My Lords, I warmly thank the right reverend Prelate for such a wise and thought-provoking introduction to his debate. It was not easy to listen to him given some of the intellectual and practical challenges which he spelled out, but it was a vital speech and I thank him for it.

I am glad he stressed that this issue goes beyond the boundaries of Syria. Lebanon, Jordan and Turkey are vivid illustrations of that. As we concentrate on the ceasefire and the opportunities it provides, we must not lose sight of the immediate, huge challenges of providing solidarity and practical support to the people of those countries I have just mentioned. It is not just the refugees who need the support, although that is vital; it is also the people of the countries themselves because this refugee burden is bringing very heavy costs to them. We need to look to that as a priority.

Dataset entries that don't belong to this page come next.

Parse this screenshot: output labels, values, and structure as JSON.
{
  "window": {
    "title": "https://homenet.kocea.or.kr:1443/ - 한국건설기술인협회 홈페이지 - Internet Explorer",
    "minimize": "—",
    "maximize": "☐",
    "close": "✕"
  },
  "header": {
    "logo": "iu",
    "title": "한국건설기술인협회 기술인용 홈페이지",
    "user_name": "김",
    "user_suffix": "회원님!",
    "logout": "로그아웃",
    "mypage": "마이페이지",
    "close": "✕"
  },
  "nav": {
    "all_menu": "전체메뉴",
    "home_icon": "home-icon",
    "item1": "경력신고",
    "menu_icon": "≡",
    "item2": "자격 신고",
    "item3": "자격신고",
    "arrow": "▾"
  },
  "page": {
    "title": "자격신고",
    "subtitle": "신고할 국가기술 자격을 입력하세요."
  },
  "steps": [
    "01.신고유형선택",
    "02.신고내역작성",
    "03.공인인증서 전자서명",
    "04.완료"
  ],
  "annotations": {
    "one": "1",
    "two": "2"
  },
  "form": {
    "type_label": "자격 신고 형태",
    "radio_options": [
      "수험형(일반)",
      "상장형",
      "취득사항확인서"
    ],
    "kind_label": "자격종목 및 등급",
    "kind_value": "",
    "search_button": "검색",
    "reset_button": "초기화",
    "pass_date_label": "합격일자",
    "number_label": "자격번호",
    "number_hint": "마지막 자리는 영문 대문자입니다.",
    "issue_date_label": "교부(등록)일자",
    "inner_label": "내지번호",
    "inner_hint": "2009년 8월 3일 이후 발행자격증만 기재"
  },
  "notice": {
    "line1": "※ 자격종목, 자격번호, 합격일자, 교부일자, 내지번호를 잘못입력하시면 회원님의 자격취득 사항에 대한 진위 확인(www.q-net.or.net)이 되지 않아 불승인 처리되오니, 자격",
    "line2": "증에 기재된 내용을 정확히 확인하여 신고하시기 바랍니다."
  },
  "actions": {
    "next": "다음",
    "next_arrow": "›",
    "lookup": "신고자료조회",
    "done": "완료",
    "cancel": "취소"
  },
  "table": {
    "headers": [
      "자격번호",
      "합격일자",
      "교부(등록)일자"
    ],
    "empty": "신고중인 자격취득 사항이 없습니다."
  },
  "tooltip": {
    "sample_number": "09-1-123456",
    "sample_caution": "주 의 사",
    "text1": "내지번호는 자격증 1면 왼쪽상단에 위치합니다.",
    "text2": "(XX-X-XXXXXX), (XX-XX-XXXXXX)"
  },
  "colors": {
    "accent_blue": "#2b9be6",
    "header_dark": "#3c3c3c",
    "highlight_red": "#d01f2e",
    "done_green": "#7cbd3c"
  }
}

In a life involved in issues of this kind, I have come to the conclusion that if peace talks are to succeed, they must be as inclusive as possible. To last and be enduring, it is essential that there is a sense of ownership among the parties to the conflict. There is a very big difference between peace-keeping and peace-making. If we are to see peaceful, lasting solutions, it requires tremendous self-discipline from the outside world. Particularly powerful nations like us have to be very careful about trying to manage the situation. There is a huge difference between facilitating and managing because the solution ultimately has to belong to the people themselves. In so far as there is any sense that a solution was somehow arranged, made or imposed by other people, it has the seeds of its own failure within it.

As the right reverend Prelate said, no two situations are the same and you must be very careful about making comparisons, but I am surprised that we do not take more seriously the lessons from our domestic experience in Northern Ireland. I see that as an exemplary story of facilitation, not trying to impose our solution but enabling the parties to reach their own solution to which they are committed. That is why we should have immense respect for those who were in bitter conflict but who now try to make a success of what they came to believe was essential and possible.

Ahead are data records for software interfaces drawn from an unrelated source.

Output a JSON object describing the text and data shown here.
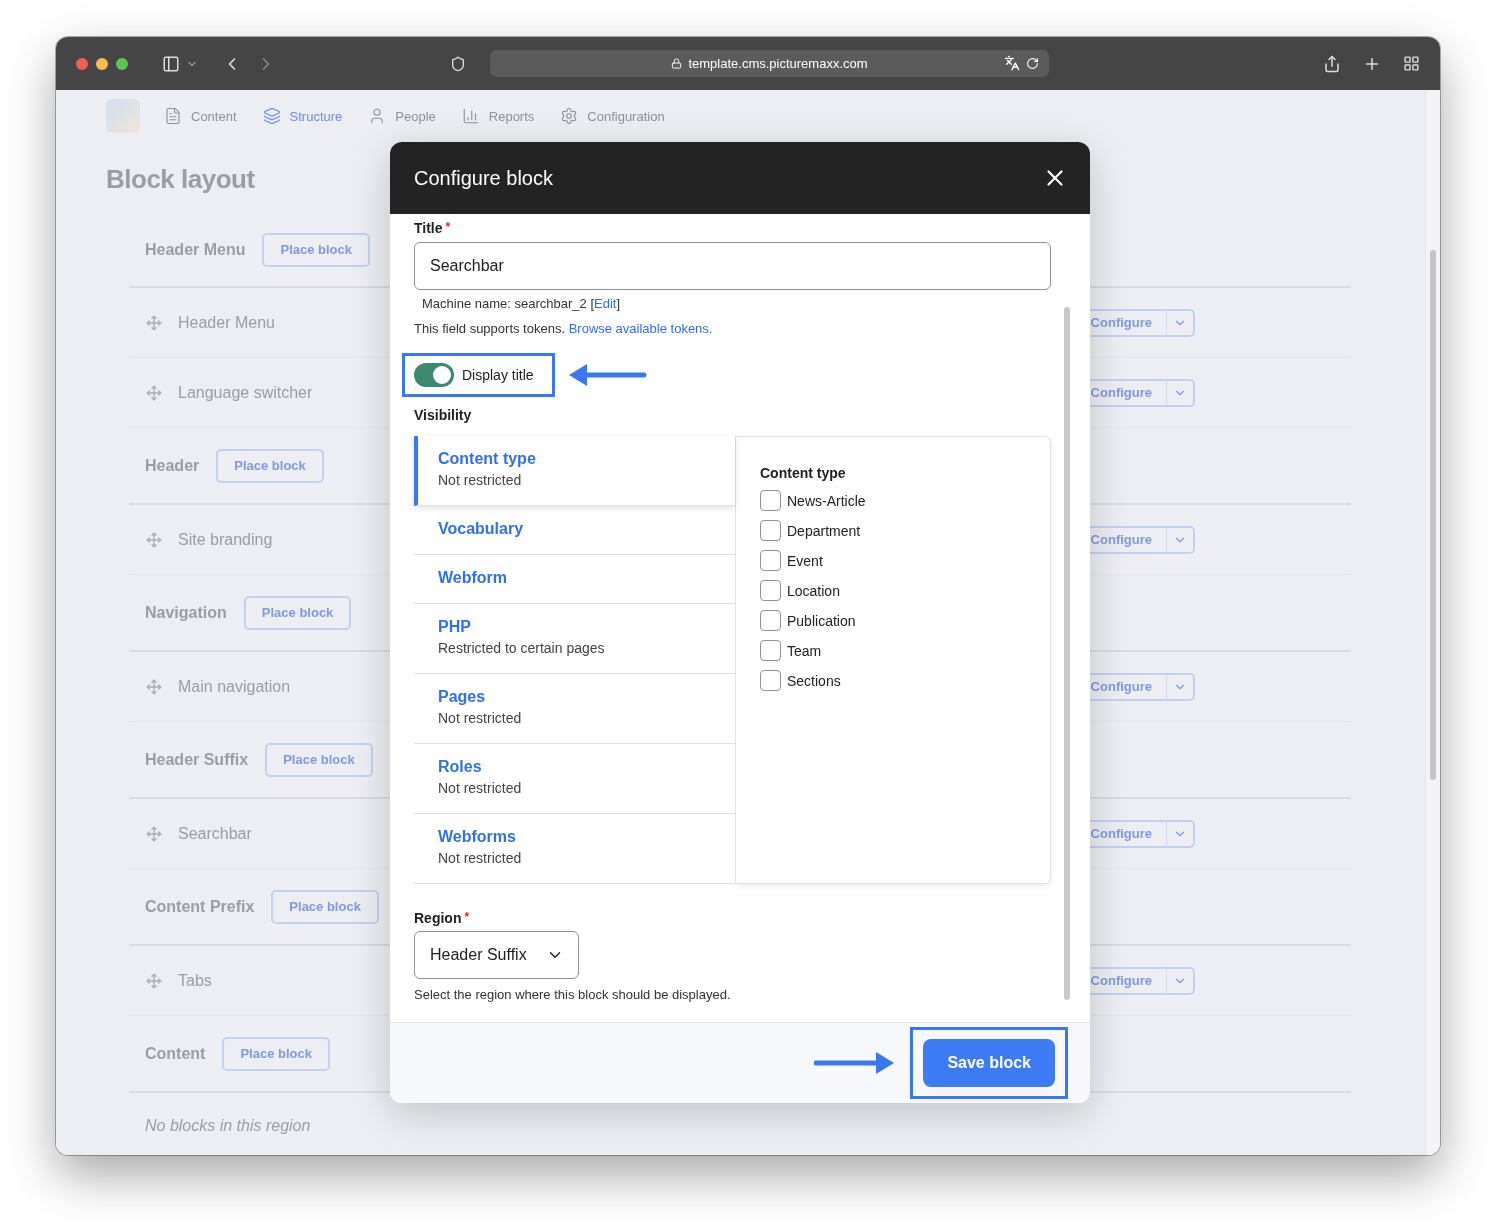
{
  "browser": {
    "url": "template.cms.picturemaxx.com"
  },
  "nav": {
    "items": [
      {
        "label": "Content",
        "selected": false
      },
      {
        "label": "Structure",
        "selected": true
      },
      {
        "label": "People",
        "selected": false
      },
      {
        "label": "Reports",
        "selected": false
      },
      {
        "label": "Configuration",
        "selected": false
      }
    ]
  },
  "page": {
    "title": "Block layout",
    "regions": [
      {
        "name": "Header Menu",
        "place_label": "Place block",
        "blocks": [
          {
            "name": "Header Menu",
            "configure": "Configure"
          },
          {
            "name": "Language switcher",
            "configure": "Configure"
          }
        ]
      },
      {
        "name": "Header",
        "place_label": "Place block",
        "blocks": [
          {
            "name": "Site branding",
            "configure": "Configure"
          }
        ]
      },
      {
        "name": "Navigation",
        "place_label": "Place block",
        "blocks": [
          {
            "name": "Main navigation",
            "configure": "Configure"
          }
        ]
      },
      {
        "name": "Header Suffix",
        "place_label": "Place block",
        "blocks": [
          {
            "name": "Searchbar",
            "configure": "Configure"
          }
        ]
      },
      {
        "name": "Content Prefix",
        "place_label": "Place block",
        "blocks": [
          {
            "name": "Tabs",
            "configure": "Configure"
          }
        ]
      },
      {
        "name": "Content",
        "place_label": "Place block",
        "empty_text": "No blocks in this region"
      }
    ]
  },
  "modal": {
    "title": "Configure block",
    "title_field": {
      "label": "Title",
      "required_mark": "*",
      "value": "Searchbar"
    },
    "machine_name": {
      "text": "Machine name: searchbar_2",
      "bracket_open": "[",
      "link": "Edit",
      "bracket_close": "]"
    },
    "tokens": {
      "text": "This field supports tokens.",
      "link": "Browse available tokens."
    },
    "display_title": {
      "label": "Display title",
      "on": true,
      "highlighted": true
    },
    "visibility": {
      "heading": "Visibility",
      "tabs": [
        {
          "title": "Content type",
          "summary": "Not restricted",
          "selected": true
        },
        {
          "title": "Vocabulary",
          "selected": false
        },
        {
          "title": "Webform",
          "selected": false
        },
        {
          "title": "PHP",
          "summary": "Restricted to certain pages",
          "selected": false
        },
        {
          "title": "Pages",
          "summary": "Not restricted",
          "selected": false
        },
        {
          "title": "Roles",
          "summary": "Not restricted",
          "selected": false
        },
        {
          "title": "Webforms",
          "summary": "Not restricted",
          "selected": false
        }
      ],
      "pane": {
        "heading": "Content type",
        "options": [
          {
            "label": "News-Article",
            "checked": false
          },
          {
            "label": "Department",
            "checked": false
          },
          {
            "label": "Event",
            "checked": false
          },
          {
            "label": "Location",
            "checked": false
          },
          {
            "label": "Publication",
            "checked": false
          },
          {
            "label": "Team",
            "checked": false
          },
          {
            "label": "Sections",
            "checked": false
          }
        ]
      }
    },
    "region": {
      "label": "Region",
      "required_mark": "*",
      "value": "Header Suffix",
      "description": "Select the region where this block should be displayed."
    },
    "save": {
      "label": "Save block",
      "highlighted": true
    }
  }
}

It is incredible to think of what the ceasefire must mean psychologically, quite apart from physically, for so many people, with the horror, strain, stress and anguish of constant bombardment easing. I am desperately concerned about the long-term mental health consequences of all that for young people and children in those countries, and I hope that we can give that issue great priority. While we concentrate on this, there are still many people in Syria who are still enduring hunger, disease, thirst, homelessness and the most awful situations. Since the UN resolutions made it possible for aid to be taken in irrespective of the wishes, views or policies of the Syrian Government, a great deal has been done to try to improve access and to bring relief and support to a widening circle of people, but much more needs to be done and I, for one, will be very grateful if the Minister will say how we are responding to that and how we are encouraging—and what success we are meeting in encouraging—others to step up that operation when it goes on.

My conclusion is my main message: the ultimate solution has to belong to the people of the area, and if there is one discipline that matters more than any other it is that outside powers, not least ourselves, but very much the Russians, the Americans and others, should resist playing the sort of game, as it is seen by so many people, that in effect aggravates the situation. They must discipline themselves into seeing that ownership of the solution is for the people themselves and we must facilitate that.